    Three-quarters of children with multiple sclerosis (MS) experience fatigue or depression, and progressive neurocognitive decline may be seen as early as two years after MS diagnosis. Furthermore, a higher magnetic resonance imaging disease burden is seen in pediatric-onset MS compared with adult-onset MS. To date, limited knowledge exists regarding behavioral methods for managing symptoms and disease progression in pediatric MS. To that end, this paper builds an evidence-based argument for the possible symptomatic and disease-modifying effects of exercise and physical activity in pediatric MS. This will be accomplished through: (a) a review of pediatric MS and its consequences; (b) a brief overview of physical activity and its consequences in children and adults with MS; and (c) a selective review of research on the neurological benefits of physical activity in pediatric populations. This topical review concludes with a list of 10 questions to guide future research on physical activity and pediatric MS. The objective of this paper is the provision of a research interest, focus and agenda involving pediatric MS and its lifelong management though exercise and physical activity behavior. Such an agenda is critical as the effects and maintenance of physical activity and exercise track across the lifespan, particularly when developed in the early stages of life.

  20. Activity-based intervention in motor skill development.

    PubMed

    Apache, R R Goyakla

    2005-06-01
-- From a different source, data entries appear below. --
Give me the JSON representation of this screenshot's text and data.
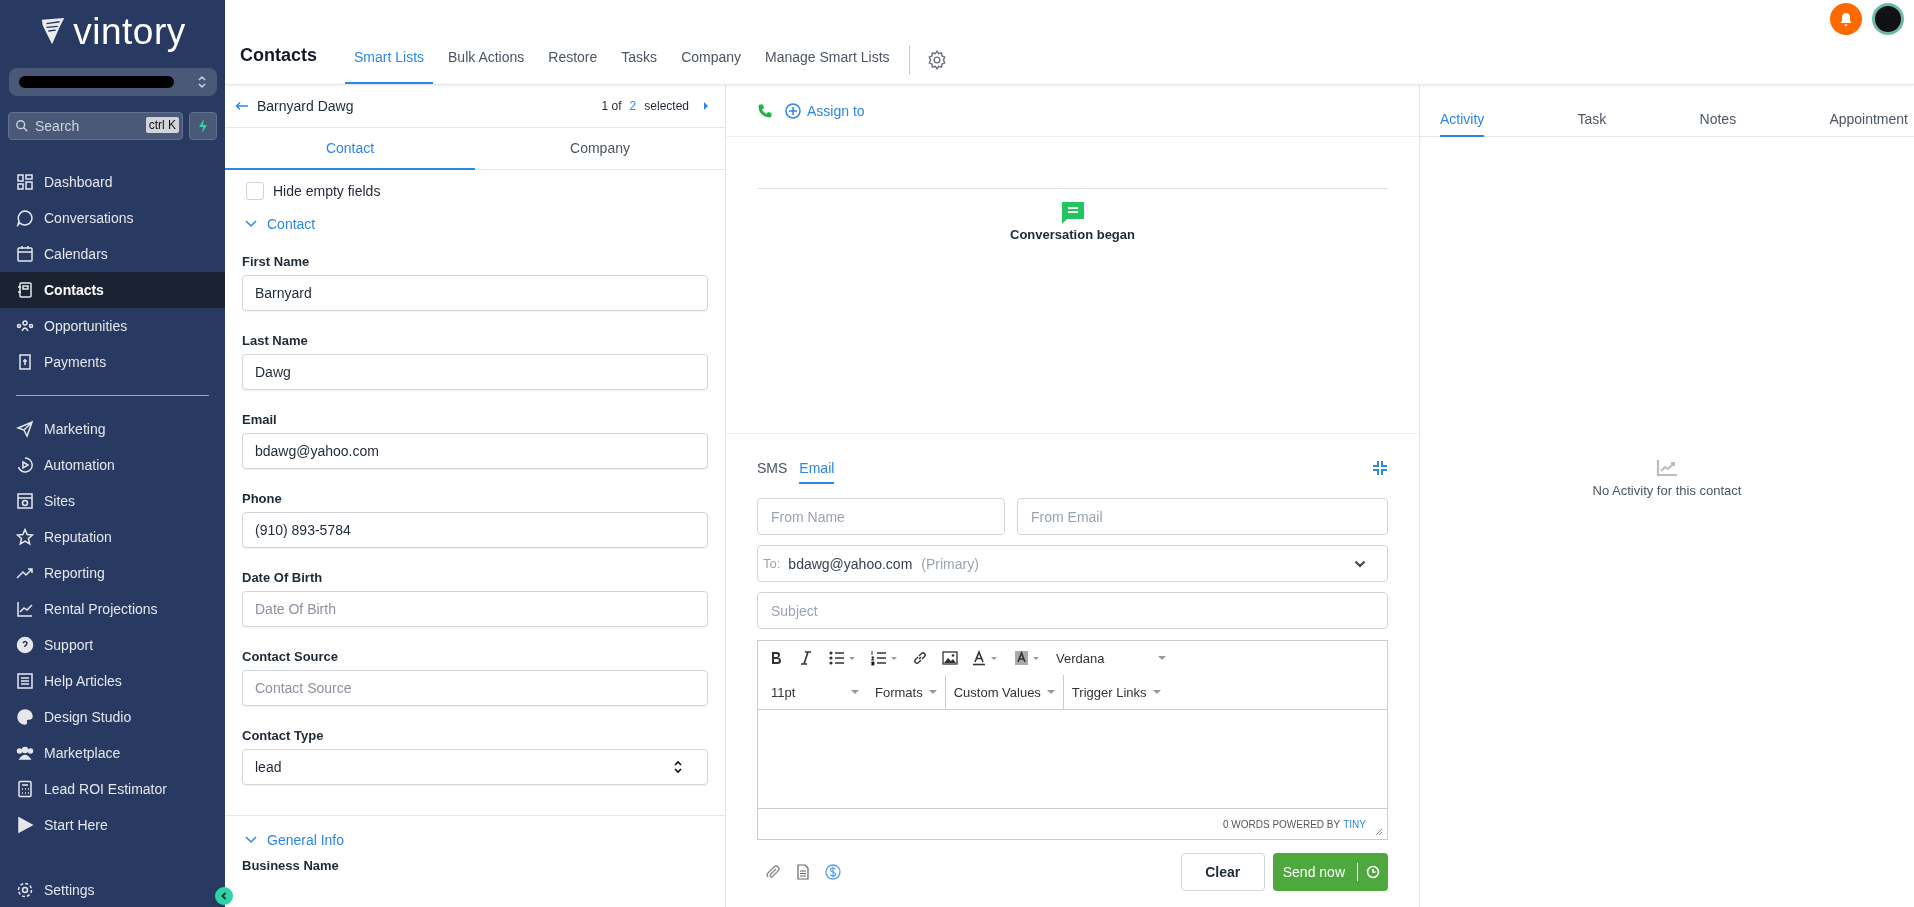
{
  "sidebar": {
    "logo": "vintory",
    "search": {
      "placeholder": "Search",
      "shortcut": "ctrl K"
    },
    "items": [
      {
        "label": "Dashboard",
        "selected": false
      },
      {
        "label": "Conversations",
        "selected": false
      },
      {
        "label": "Calendars",
        "selected": false
      },
      {
        "label": "Contacts",
        "selected": true
      },
      {
        "label": "Opportunities",
        "selected": false
      },
      {
        "label": "Payments",
        "selected": false
      }
    ],
    "items_2": [
      {
        "label": "Marketing",
        "selected": false
      },
      {
        "label": "Automation",
        "selected": false
      },
      {
        "label": "Sites",
        "selected": false
      },
      {
        "label": "Reputation",
        "selected": false
      },
      {
        "label": "Reporting",
        "selected": false
      },
      {
        "label": "Rental Projections",
        "selected": false
      },
      {
        "label": "Support",
        "selected": false
      },
      {
        "label": "Help Articles",
        "selected": false
      },
      {
        "label": "Design Studio",
        "selected": false
      },
      {
        "label": "Marketplace",
        "selected": false
      },
      {
        "label": "Lead ROI Estimator",
        "selected": false
      },
      {
        "label": "Start Here",
        "selected": false
      }
    ],
    "footer": {
      "label": "Settings"
    }
  },
  "header": {
    "title": "Contacts",
    "tabs": [
      {
        "label": "Smart Lists",
        "selected": true
      },
      {
        "label": "Bulk Actions",
        "selected": false
      },
      {
        "label": "Restore",
        "selected": false
      },
      {
        "label": "Tasks",
        "selected": false
      },
      {
        "label": "Company",
        "selected": false
      },
      {
        "label": "Manage Smart Lists",
        "selected": false
      }
    ]
  },
  "contact_panel": {
    "name": "Barnyard Dawg",
    "pager": {
      "current": "1 of",
      "total": "2",
      "suffix": "selected"
    },
    "tabs": [
      {
        "label": "Contact",
        "selected": true
      },
      {
        "label": "Company",
        "selected": false
      }
    ],
    "hide_empty": {
      "label": "Hide empty fields",
      "checked": false
    },
    "section": {
      "label": "Contact",
      "expanded": true
    },
    "fields": [
      {
        "label": "First Name",
        "kind": "text",
        "value": "Barnyard"
      },
      {
        "label": "Last Name",
        "kind": "text",
        "value": "Dawg"
      },
      {
        "label": "Email",
        "kind": "text",
        "value": "bdawg@yahoo.com"
      },
      {
        "label": "Phone",
        "kind": "text",
        "value": "(910) 893-5784"
      },
      {
        "label": "Date Of Birth",
        "kind": "text",
        "placeholder": "Date Of Birth"
      },
      {
        "label": "Contact Source",
        "kind": "text",
        "placeholder": "Contact Source"
      },
      {
        "label": "Contact Type",
        "kind": "select",
        "value": "lead"
      }
    ],
    "section_2": {
      "label": "General Info",
      "expanded": true
    },
    "next_label": "Business Name"
  },
  "conversation": {
    "assign": "Assign to",
    "event": "Conversation began",
    "composer": {
      "channels": [
        {
          "label": "SMS",
          "selected": false
        },
        {
          "label": "Email",
          "selected": true
        }
      ],
      "from_name": {
        "placeholder": "From Name"
      },
      "from_email": {
        "placeholder": "From Email"
      },
      "to": {
        "label": "To:",
        "value": "bdawg@yahoo.com",
        "tag": "(Primary)"
      },
      "subject": {
        "placeholder": "Subject"
      },
      "toolbar": {
        "font": "Verdana",
        "size": "11pt",
        "menus": [
          "Formats",
          "Custom Values",
          "Trigger Links"
        ]
      },
      "status": "0 WORDS POWERED BY",
      "status_link": "TINY",
      "buttons": {
        "clear": "Clear",
        "send": "Send now"
      }
    }
  },
  "activity": {
    "tabs": [
      {
        "label": "Activity",
        "selected": true
      },
      {
        "label": "Task",
        "selected": false
      },
      {
        "label": "Notes",
        "selected": false
      },
      {
        "label": "Appointment",
        "selected": false
      }
    ],
    "empty": "No Activity for this contact"
  }
}
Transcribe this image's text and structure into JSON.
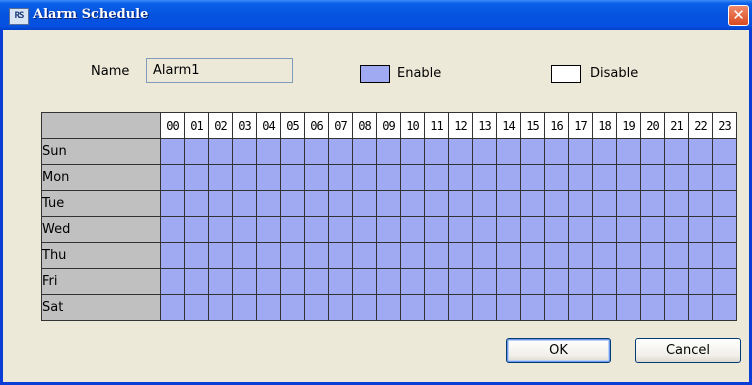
{
  "window": {
    "title": "Alarm Schedule",
    "app_icon_text": "RS",
    "close_glyph": "✕",
    "title_bar_color": "#0453de"
  },
  "form": {
    "name_label": "Name",
    "name_value": "Alarm1"
  },
  "legend": {
    "enable_label": "Enable",
    "enable_color": "#a0aaf2",
    "disable_label": "Disable",
    "disable_color": "#ffffff"
  },
  "schedule": {
    "hours": [
      "00",
      "01",
      "02",
      "03",
      "04",
      "05",
      "06",
      "07",
      "08",
      "09",
      "10",
      "11",
      "12",
      "13",
      "14",
      "15",
      "16",
      "17",
      "18",
      "19",
      "20",
      "21",
      "22",
      "23"
    ],
    "days": [
      "Sun",
      "Mon",
      "Tue",
      "Wed",
      "Thu",
      "Fri",
      "Sat"
    ],
    "all_enabled": true
  },
  "buttons": {
    "ok": "OK",
    "cancel": "Cancel"
  }
}
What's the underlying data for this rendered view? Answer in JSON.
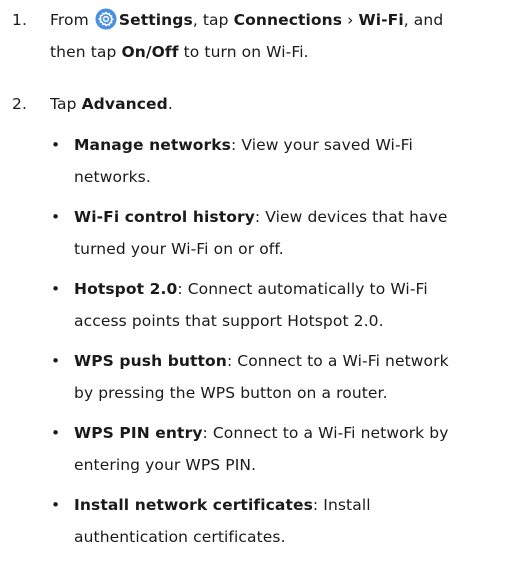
{
  "steps": [
    {
      "number": "1.",
      "line1": {
        "pre": "From ",
        "settings": "Settings",
        "mid1": ", tap ",
        "connections": "Connections",
        "chev": " › ",
        "wifi": "Wi-Fi",
        "post": ", and"
      },
      "line2": {
        "pre": "then tap ",
        "onoff": "On/Off",
        "post": " to turn on Wi-Fi."
      }
    },
    {
      "number": "2.",
      "line1": {
        "pre": "Tap ",
        "advanced": "Advanced",
        "post": "."
      }
    }
  ],
  "bullets": [
    {
      "term": "Manage networks",
      "line1": ": View your saved Wi-Fi",
      "line2": "networks."
    },
    {
      "term": "Wi-Fi control history",
      "line1": ": View devices that have",
      "line2": "turned your Wi-Fi on or off."
    },
    {
      "term": "Hotspot 2.0",
      "line1": ": Connect automatically to Wi-Fi",
      "line2": "access points that support Hotspot 2.0."
    },
    {
      "term": "WPS push button",
      "line1": ": Connect to a Wi-Fi network",
      "line2": "by pressing the WPS button on a router."
    },
    {
      "term": "WPS PIN entry",
      "line1": ": Connect to a Wi-Fi network by",
      "line2": "entering your WPS PIN."
    },
    {
      "term": "Install network certificates",
      "line1": ": Install",
      "line2": "authentication certificates."
    }
  ],
  "bullet_char": "•",
  "icons": {
    "settings": "settings-gear-icon"
  },
  "colors": {
    "settings_icon_bg": "#4a8fe0",
    "text": "#1a1a1a"
  }
}
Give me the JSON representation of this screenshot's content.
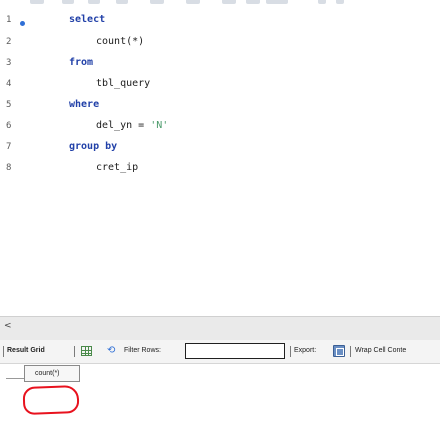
{
  "editor": {
    "line_numbers": [
      "1",
      "2",
      "3",
      "4",
      "5",
      "6",
      "7",
      "8"
    ],
    "lines": [
      {
        "tokens": [
          {
            "text": "select",
            "kind": "keyword"
          }
        ]
      },
      {
        "tokens": [
          {
            "text": "count(*)",
            "kind": "identifier"
          }
        ]
      },
      {
        "tokens": [
          {
            "text": "from",
            "kind": "keyword"
          }
        ]
      },
      {
        "tokens": [
          {
            "text": "tbl_query",
            "kind": "identifier"
          }
        ]
      },
      {
        "tokens": [
          {
            "text": "where",
            "kind": "keyword"
          }
        ]
      },
      {
        "tokens": [
          {
            "text": "del_yn = ",
            "kind": "identifier"
          },
          {
            "text": "'N'",
            "kind": "string"
          }
        ]
      },
      {
        "tokens": [
          {
            "text": "group by",
            "kind": "keyword"
          }
        ]
      },
      {
        "tokens": [
          {
            "text": "cret_ip",
            "kind": "identifier"
          }
        ]
      }
    ],
    "active_line_marker": "•"
  },
  "hscroll": {
    "left_arrow": "<"
  },
  "result_toolbar": {
    "result_grid_label": "Result Grid",
    "refresh_glyph": "⟲",
    "filter_rows_label": "Filter Rows:",
    "filter_rows_value": "",
    "export_label": "Export:",
    "wrap_label": "Wrap Cell Conte"
  },
  "result_grid": {
    "columns": [
      "count(*)"
    ]
  },
  "colors": {
    "keyword": "#2140a8",
    "string": "#4a9a6a",
    "annotation": "#e8121e"
  }
}
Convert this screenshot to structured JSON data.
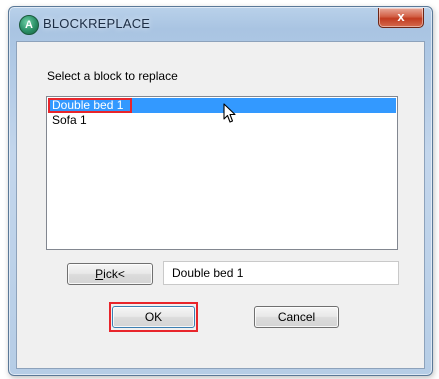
{
  "window": {
    "title": "BLOCKREPLACE",
    "app_icon": "autocad-logo-icon",
    "app_icon_glyph": "A",
    "close_glyph": "x"
  },
  "dialog": {
    "prompt": "Select a block to replace",
    "blocks": [
      "Double bed 1",
      "Sofa 1"
    ],
    "selected_block": "Double bed 1",
    "pick_button": {
      "underlined_char": "P",
      "rest": "ick<"
    },
    "selected_name_value": "Double bed 1",
    "ok_label": "OK",
    "cancel_label": "Cancel"
  },
  "colors": {
    "selection": "#3399ff",
    "annotation_red": "#e8252b",
    "close_red": "#c23b20"
  }
}
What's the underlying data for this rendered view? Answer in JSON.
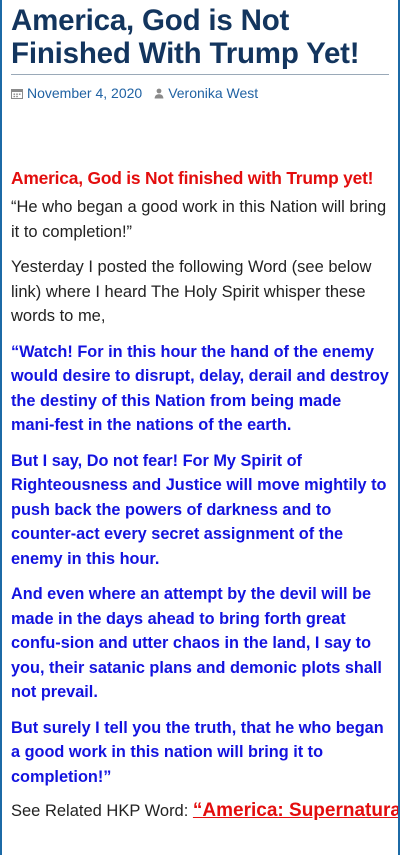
{
  "post": {
    "title": "America, God is Not Finished With Trump Yet!",
    "date": "November 4, 2020",
    "author": "Veronika West",
    "icons": {
      "date": "calendar-icon",
      "author": "user-icon"
    }
  },
  "content": {
    "headline": "America, God is Not finished with Trump yet!",
    "intro": "“He who began a good work in this Nation will bring it to completion!”",
    "context": "Yesterday I posted the following Word (see below link) where I heard The Holy Spirit whisper these words to me,",
    "quote": [
      "“Watch! For in this hour the hand of the enemy would desire to disrupt, delay, derail and destroy the destiny of this Nation from being made mani-fest in the nations of the earth.",
      "But I say, Do not fear! For My Spirit of Righteousness and Justice will move mightily to push back the powers of darkness and to counter-act every secret assignment of the enemy in this hour.",
      "And even where an attempt by the devil will be made in the days ahead to bring forth great confu-sion and utter chaos in the land, I say to you, their satanic plans and demonic plots shall not prevail.",
      "But surely I tell you the truth, that he who began a good work in this nation will bring it to completion!”"
    ],
    "related_label": "See Related HKP Word:",
    "related_link": "“America: Supernatural"
  },
  "colors": {
    "title": "#13355e",
    "link": "#2062a3",
    "red": "#e30d0d",
    "blue_text": "#1313e0",
    "border": "#1c6aa6"
  }
}
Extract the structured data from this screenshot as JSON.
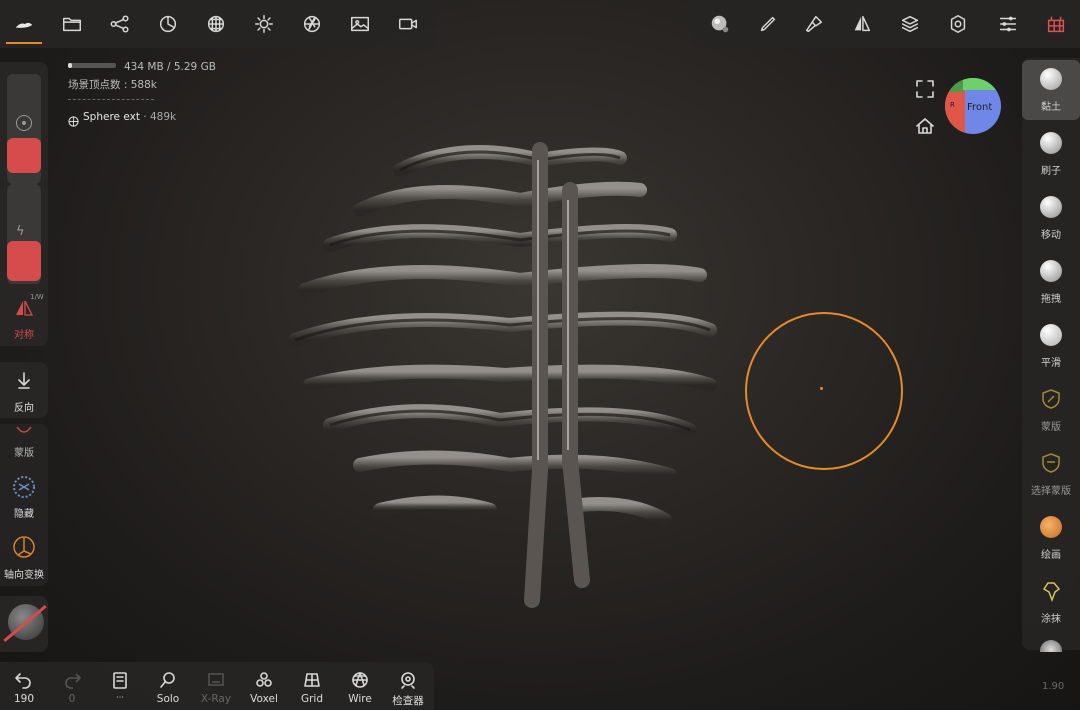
{
  "top_left_toolbar": {
    "icons": [
      "scene-menu-icon",
      "folder-icon",
      "share-nodes-icon",
      "material-icon",
      "texture-sphere-icon",
      "light-icon",
      "render-aperture-icon",
      "image-icon",
      "video-camera-icon"
    ]
  },
  "top_right_toolbar": {
    "icons": [
      "material-preview-icon",
      "brush-stroke-icon",
      "paint-tool-icon",
      "symmetry-icon",
      "layers-icon",
      "settings-gear-icon",
      "sliders-icon",
      "topology-grid-icon"
    ]
  },
  "info": {
    "memory": "434 MB / 5.29 GB",
    "scene_vertices": "场景顶点数 : 588k",
    "object_name": "Sphere ext",
    "object_vertices": "· 489k"
  },
  "left_sidebar": {
    "symmetry_small": "1/W",
    "symmetry_label": "对称",
    "invert_label": "反向",
    "mask_label": "蒙版",
    "hide_label": "隐藏",
    "gizmo_label": "轴向变换"
  },
  "right_sidebar": {
    "tools": [
      {
        "label": "黏土",
        "color": "#d9d9d9"
      },
      {
        "label": "刷子",
        "color": "#d9d9d9"
      },
      {
        "label": "移动",
        "color": "#d9d9d9"
      },
      {
        "label": "拖拽",
        "color": "#d9d9d9"
      },
      {
        "label": "平滑",
        "color": "#d9d9d9"
      },
      {
        "label": "蒙版",
        "color": "#a18a3a"
      },
      {
        "label": "选择蒙版",
        "color": "#a18a3a"
      },
      {
        "label": "绘画",
        "color": "#e39a4a"
      },
      {
        "label": "涂抹",
        "color": "#d6c15a"
      }
    ]
  },
  "view_cube": {
    "face_label": "Front",
    "left_label": "R"
  },
  "bottom_toolbar": {
    "undo_count": "190",
    "redo_count": "0",
    "items": [
      "Solo",
      "X-Ray",
      "Voxel",
      "Grid",
      "Wire",
      "检查器"
    ],
    "version": "1.90"
  }
}
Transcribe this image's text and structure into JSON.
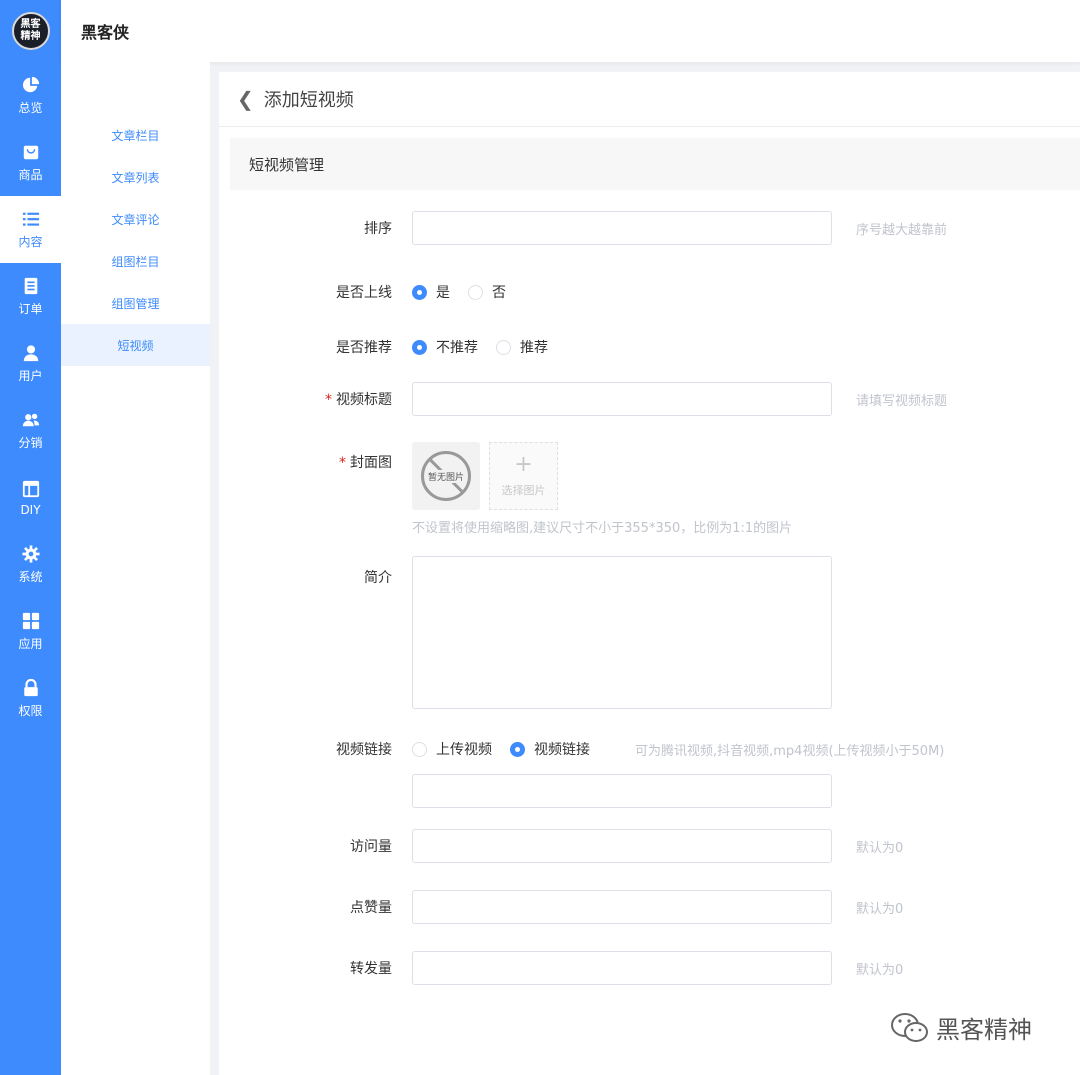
{
  "rail": {
    "logo_line1": "黑客",
    "logo_line2": "精神",
    "items": [
      {
        "label": "总览",
        "icon": "pie-chart-icon"
      },
      {
        "label": "商品",
        "icon": "shopping-bag-icon"
      },
      {
        "label": "内容",
        "icon": "list-icon"
      },
      {
        "label": "订单",
        "icon": "document-icon"
      },
      {
        "label": "用户",
        "icon": "user-icon"
      },
      {
        "label": "分销",
        "icon": "users-icon"
      },
      {
        "label": "DIY",
        "icon": "layout-icon"
      },
      {
        "label": "系统",
        "icon": "gear-icon"
      },
      {
        "label": "应用",
        "icon": "grid-icon"
      },
      {
        "label": "权限",
        "icon": "lock-icon"
      }
    ]
  },
  "header": {
    "brand": "黑客侠"
  },
  "subnav": {
    "items": [
      {
        "label": "文章栏目"
      },
      {
        "label": "文章列表"
      },
      {
        "label": "文章评论"
      },
      {
        "label": "组图栏目"
      },
      {
        "label": "组图管理"
      },
      {
        "label": "短视频"
      }
    ]
  },
  "page": {
    "title": "添加短视频",
    "section": "短视频管理"
  },
  "form": {
    "sort": {
      "label": "排序",
      "hint": "序号越大越靠前"
    },
    "online": {
      "label": "是否上线",
      "opt_yes": "是",
      "opt_no": "否"
    },
    "recommend": {
      "label": "是否推荐",
      "opt_no": "不推荐",
      "opt_yes": "推荐"
    },
    "title": {
      "label": "视频标题",
      "hint": "请填写视频标题"
    },
    "cover": {
      "label": "封面图",
      "placeholder_text": "暂无图片",
      "pick_text": "选择图片",
      "tip": "不设置将使用缩略图,建议尺寸不小于355*350，比例为1:1的图片"
    },
    "intro": {
      "label": "简介"
    },
    "video": {
      "label": "视频链接",
      "opt_upload": "上传视频",
      "opt_link": "视频链接",
      "hint": "可为腾讯视频,抖音视频,mp4视频(上传视频小于50M)"
    },
    "visits": {
      "label": "访问量",
      "hint": "默认为0"
    },
    "likes": {
      "label": "点赞量",
      "hint": "默认为0"
    },
    "shares": {
      "label": "转发量",
      "hint": "默认为0"
    }
  },
  "watermark": {
    "text": "黑客精神"
  },
  "colors": {
    "primary": "#3e8bfd",
    "hint": "#c0c4cc",
    "required": "#e02020"
  }
}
    This study assessed the effectiveness of an activity-based intervention program and a direct instruction program for preschool children with disabilities. Two groups of preschool students (average age=4.1 yr.), classified as having developmental delays or at risk for such delays, were selected. They were provided 15 weeks of physical education through activity-based intervention and 15 weeks of physical education by direct instruction. Instruction was provided three times a week for 30-min. each session. In the fall semester the morning group received physical education through activity-based intervention, while the afternoon group received physical education through direct instruction. In the spring semester delivery of instruction was reversed for each group. The curriculum and activities provided to each group were identical with only the instructional delivery format altered. Two sets of pre- and post-tests using the Test of Gross Motor Development were administered before and after each 15-wk. instructional period. Group improvement in skills was compared between instructional methods. Significant improvement in both locomotor and object control skills through the activity-based intervention was found compared to direct instruction. Activity-based intervention was shown to be easily adapted to a naturalistic educational setting befitting that of preschool education.